Dataset rows describing interfaces
----------

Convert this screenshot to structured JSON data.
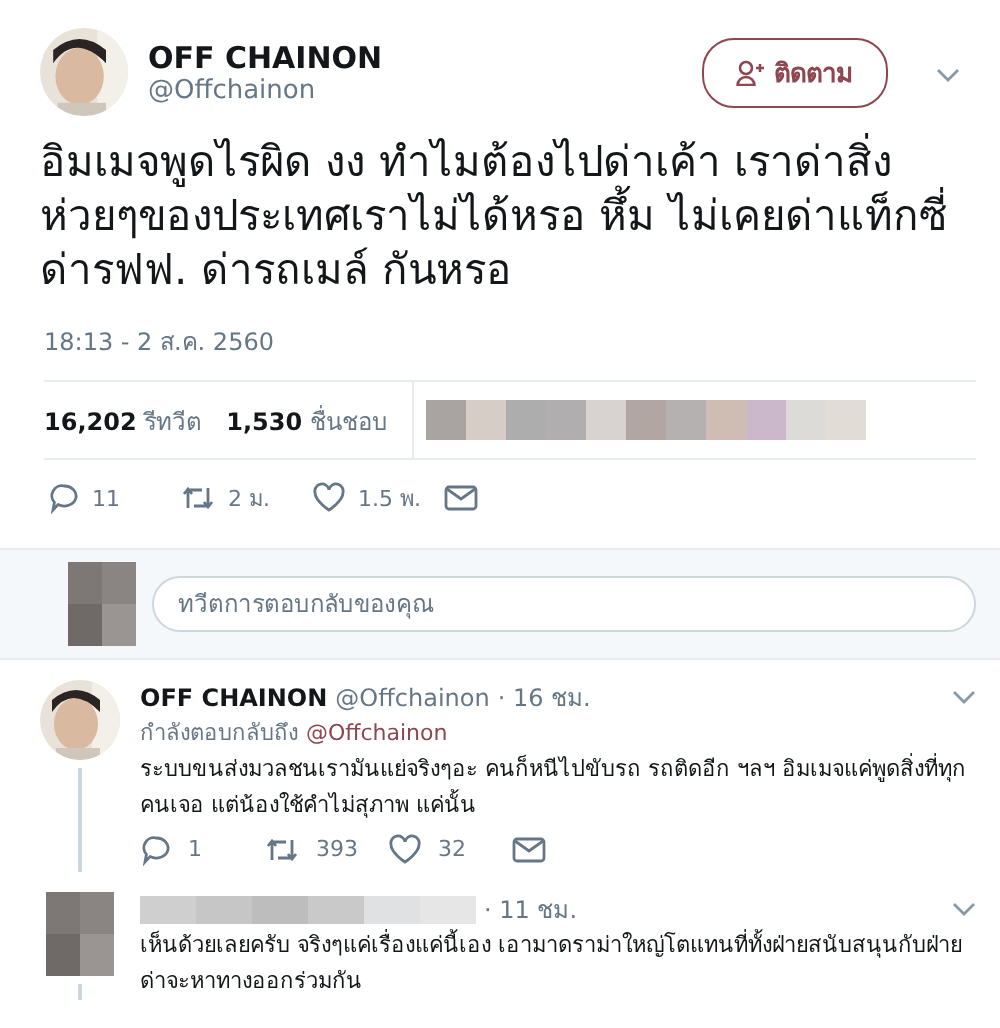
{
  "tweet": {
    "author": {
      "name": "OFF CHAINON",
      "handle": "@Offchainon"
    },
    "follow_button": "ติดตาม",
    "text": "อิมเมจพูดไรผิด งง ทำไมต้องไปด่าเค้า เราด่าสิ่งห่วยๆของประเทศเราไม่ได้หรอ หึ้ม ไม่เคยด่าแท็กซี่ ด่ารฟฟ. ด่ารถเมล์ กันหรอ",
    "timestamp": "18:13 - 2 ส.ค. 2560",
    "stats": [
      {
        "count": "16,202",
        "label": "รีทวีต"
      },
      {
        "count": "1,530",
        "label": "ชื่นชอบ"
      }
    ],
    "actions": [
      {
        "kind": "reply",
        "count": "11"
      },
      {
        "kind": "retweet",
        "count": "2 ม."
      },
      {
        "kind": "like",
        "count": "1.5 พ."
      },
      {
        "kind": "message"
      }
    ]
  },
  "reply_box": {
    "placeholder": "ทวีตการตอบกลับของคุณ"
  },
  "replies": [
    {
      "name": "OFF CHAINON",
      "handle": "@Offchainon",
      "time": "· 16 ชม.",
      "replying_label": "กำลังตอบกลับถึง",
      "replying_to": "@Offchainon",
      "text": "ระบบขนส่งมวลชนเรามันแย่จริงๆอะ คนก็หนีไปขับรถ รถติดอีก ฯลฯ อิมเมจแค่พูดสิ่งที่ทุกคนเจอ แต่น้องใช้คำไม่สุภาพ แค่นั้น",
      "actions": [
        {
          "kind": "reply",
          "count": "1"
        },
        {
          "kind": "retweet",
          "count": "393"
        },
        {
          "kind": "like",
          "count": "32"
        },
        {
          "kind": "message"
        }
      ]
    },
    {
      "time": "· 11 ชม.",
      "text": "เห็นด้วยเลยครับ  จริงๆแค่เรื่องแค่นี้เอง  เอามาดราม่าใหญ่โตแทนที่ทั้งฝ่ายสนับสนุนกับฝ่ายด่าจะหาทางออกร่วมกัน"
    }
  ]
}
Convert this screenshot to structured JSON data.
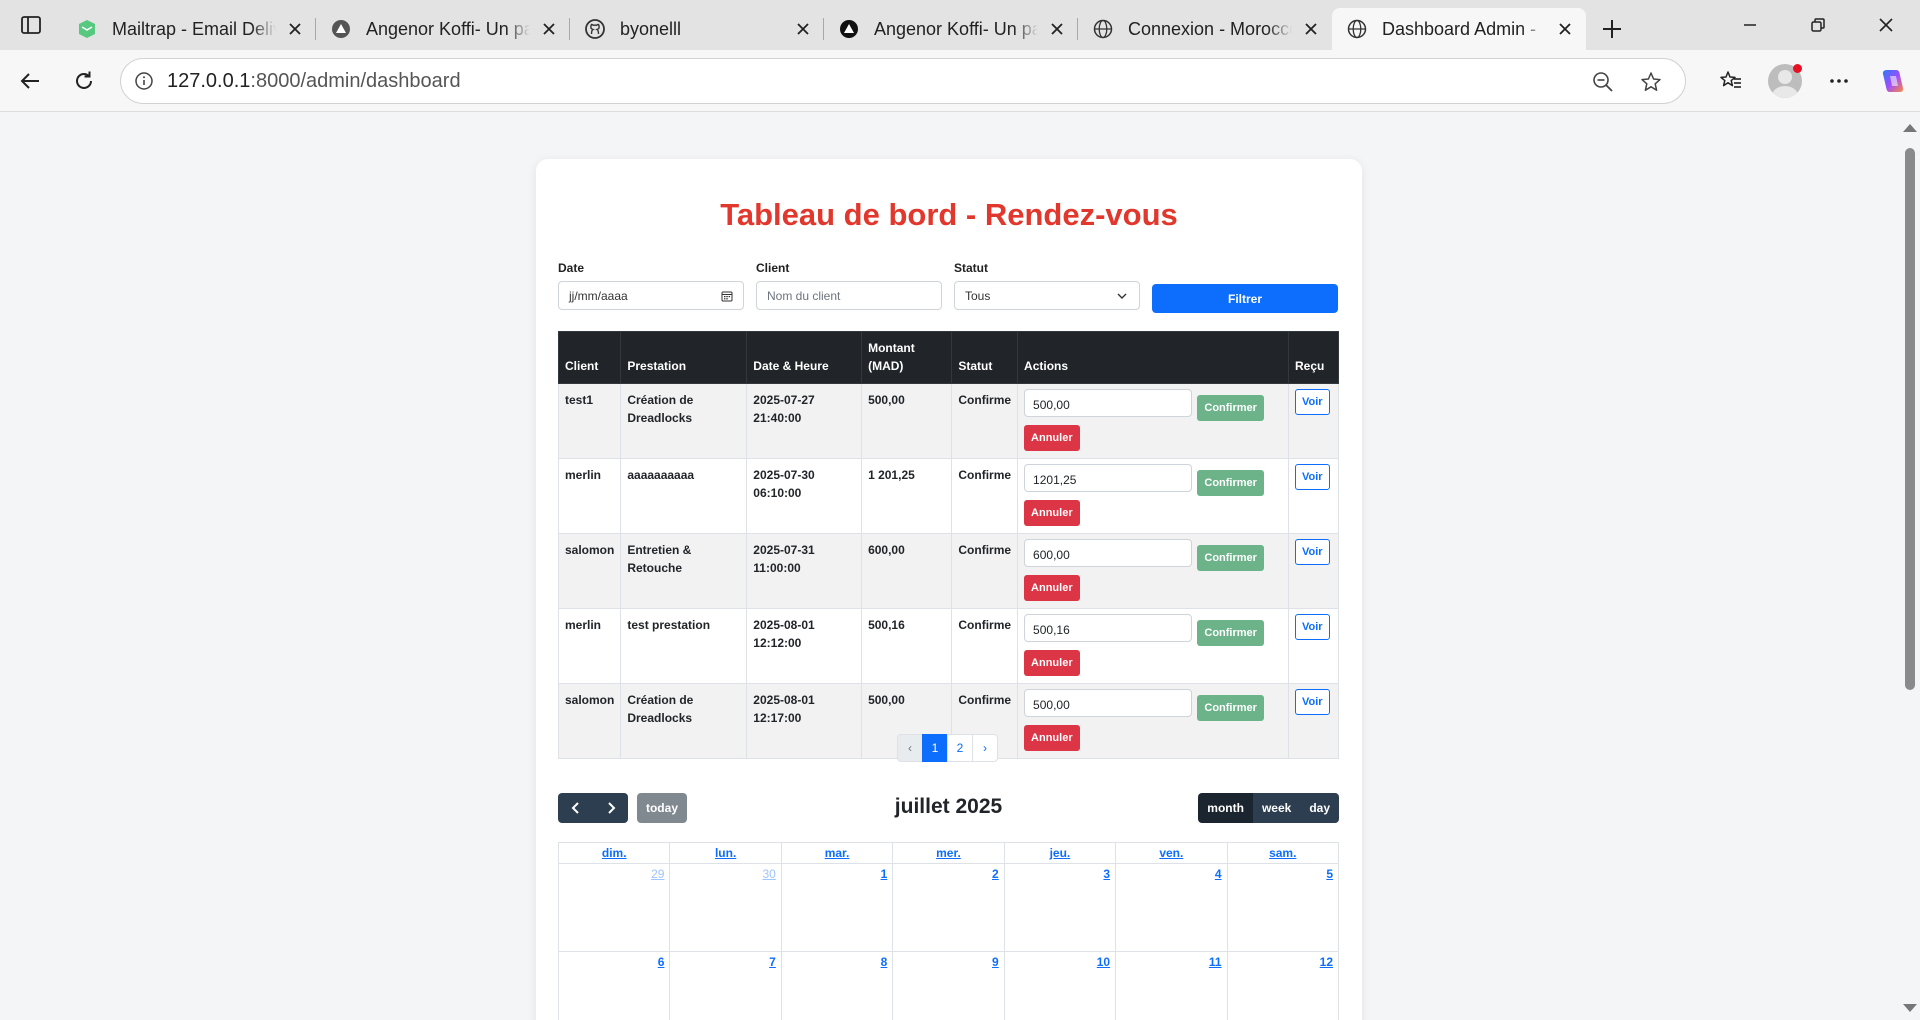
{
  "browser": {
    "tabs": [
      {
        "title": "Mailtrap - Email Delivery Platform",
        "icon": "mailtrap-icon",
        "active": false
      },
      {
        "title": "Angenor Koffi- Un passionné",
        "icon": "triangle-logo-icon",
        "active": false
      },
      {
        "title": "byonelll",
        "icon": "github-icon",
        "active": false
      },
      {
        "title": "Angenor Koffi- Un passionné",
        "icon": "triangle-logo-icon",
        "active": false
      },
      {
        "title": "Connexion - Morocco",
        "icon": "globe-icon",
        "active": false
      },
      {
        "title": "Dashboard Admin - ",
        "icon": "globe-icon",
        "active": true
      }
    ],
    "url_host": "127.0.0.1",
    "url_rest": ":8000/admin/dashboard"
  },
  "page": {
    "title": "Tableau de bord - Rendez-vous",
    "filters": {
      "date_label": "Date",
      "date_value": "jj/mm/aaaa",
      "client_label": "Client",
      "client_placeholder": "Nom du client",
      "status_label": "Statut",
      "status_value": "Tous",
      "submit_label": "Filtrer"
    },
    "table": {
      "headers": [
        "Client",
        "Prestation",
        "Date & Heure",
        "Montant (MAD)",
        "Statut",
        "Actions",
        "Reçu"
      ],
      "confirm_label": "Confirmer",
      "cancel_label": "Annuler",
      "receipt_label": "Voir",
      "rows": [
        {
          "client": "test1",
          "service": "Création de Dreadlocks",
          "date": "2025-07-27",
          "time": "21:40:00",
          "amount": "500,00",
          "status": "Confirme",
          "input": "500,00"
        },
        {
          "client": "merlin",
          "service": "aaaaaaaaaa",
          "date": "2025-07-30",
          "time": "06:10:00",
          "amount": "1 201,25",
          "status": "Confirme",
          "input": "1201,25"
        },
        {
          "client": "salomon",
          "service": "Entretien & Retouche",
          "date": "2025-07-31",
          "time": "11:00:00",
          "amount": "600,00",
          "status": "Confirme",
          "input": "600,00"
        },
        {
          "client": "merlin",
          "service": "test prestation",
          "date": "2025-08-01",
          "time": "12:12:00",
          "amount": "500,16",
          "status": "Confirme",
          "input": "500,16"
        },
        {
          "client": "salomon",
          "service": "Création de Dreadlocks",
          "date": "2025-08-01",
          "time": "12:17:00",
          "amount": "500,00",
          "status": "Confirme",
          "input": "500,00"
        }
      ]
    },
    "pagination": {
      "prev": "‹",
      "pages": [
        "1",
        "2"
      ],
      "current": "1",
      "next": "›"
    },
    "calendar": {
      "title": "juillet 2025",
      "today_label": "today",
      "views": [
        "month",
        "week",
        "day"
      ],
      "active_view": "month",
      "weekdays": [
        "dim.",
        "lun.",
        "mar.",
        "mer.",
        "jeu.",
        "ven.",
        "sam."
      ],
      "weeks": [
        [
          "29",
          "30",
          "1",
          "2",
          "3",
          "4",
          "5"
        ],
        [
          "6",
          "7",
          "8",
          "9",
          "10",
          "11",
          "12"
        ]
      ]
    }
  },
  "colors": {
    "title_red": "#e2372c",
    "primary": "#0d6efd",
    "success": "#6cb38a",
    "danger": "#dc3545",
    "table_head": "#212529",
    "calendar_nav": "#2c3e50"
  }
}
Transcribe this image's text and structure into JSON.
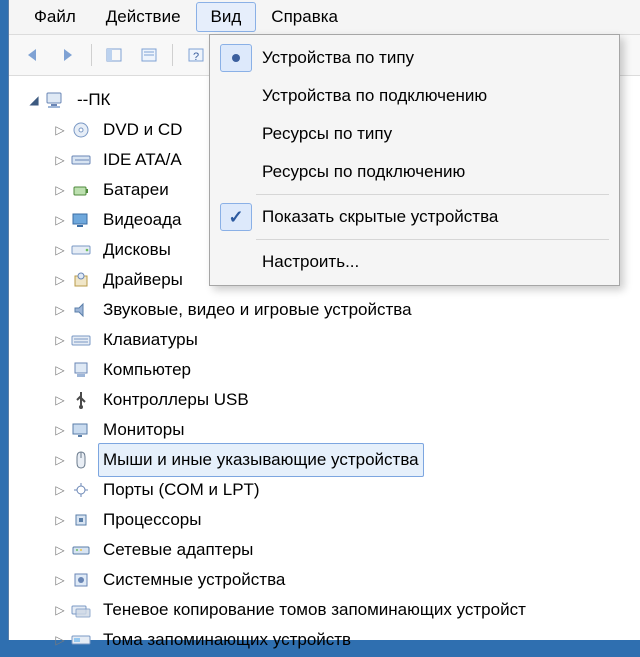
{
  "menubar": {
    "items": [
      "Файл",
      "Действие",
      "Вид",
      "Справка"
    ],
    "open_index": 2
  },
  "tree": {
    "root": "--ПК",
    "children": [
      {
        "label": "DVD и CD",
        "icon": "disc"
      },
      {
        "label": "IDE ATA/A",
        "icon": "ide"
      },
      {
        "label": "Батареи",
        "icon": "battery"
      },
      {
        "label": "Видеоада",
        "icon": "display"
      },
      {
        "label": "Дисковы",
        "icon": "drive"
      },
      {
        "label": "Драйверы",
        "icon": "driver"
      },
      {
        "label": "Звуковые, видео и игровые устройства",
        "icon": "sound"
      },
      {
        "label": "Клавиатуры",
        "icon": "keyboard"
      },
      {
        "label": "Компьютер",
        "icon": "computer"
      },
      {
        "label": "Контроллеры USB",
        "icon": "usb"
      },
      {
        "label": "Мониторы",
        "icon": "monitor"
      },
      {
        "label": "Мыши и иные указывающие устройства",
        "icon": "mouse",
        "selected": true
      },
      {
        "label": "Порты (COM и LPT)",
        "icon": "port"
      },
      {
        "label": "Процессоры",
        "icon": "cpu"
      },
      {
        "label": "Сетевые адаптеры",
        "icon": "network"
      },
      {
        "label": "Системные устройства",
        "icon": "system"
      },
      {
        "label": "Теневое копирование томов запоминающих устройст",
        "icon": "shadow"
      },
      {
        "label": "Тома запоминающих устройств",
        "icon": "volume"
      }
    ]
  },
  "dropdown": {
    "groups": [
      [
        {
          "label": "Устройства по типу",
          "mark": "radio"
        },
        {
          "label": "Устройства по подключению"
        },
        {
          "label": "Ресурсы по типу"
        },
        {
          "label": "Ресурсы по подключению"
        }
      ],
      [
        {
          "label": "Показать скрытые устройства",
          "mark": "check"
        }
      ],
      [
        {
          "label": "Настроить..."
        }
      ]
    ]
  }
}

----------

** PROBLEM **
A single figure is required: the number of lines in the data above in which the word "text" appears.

** REPLY **
4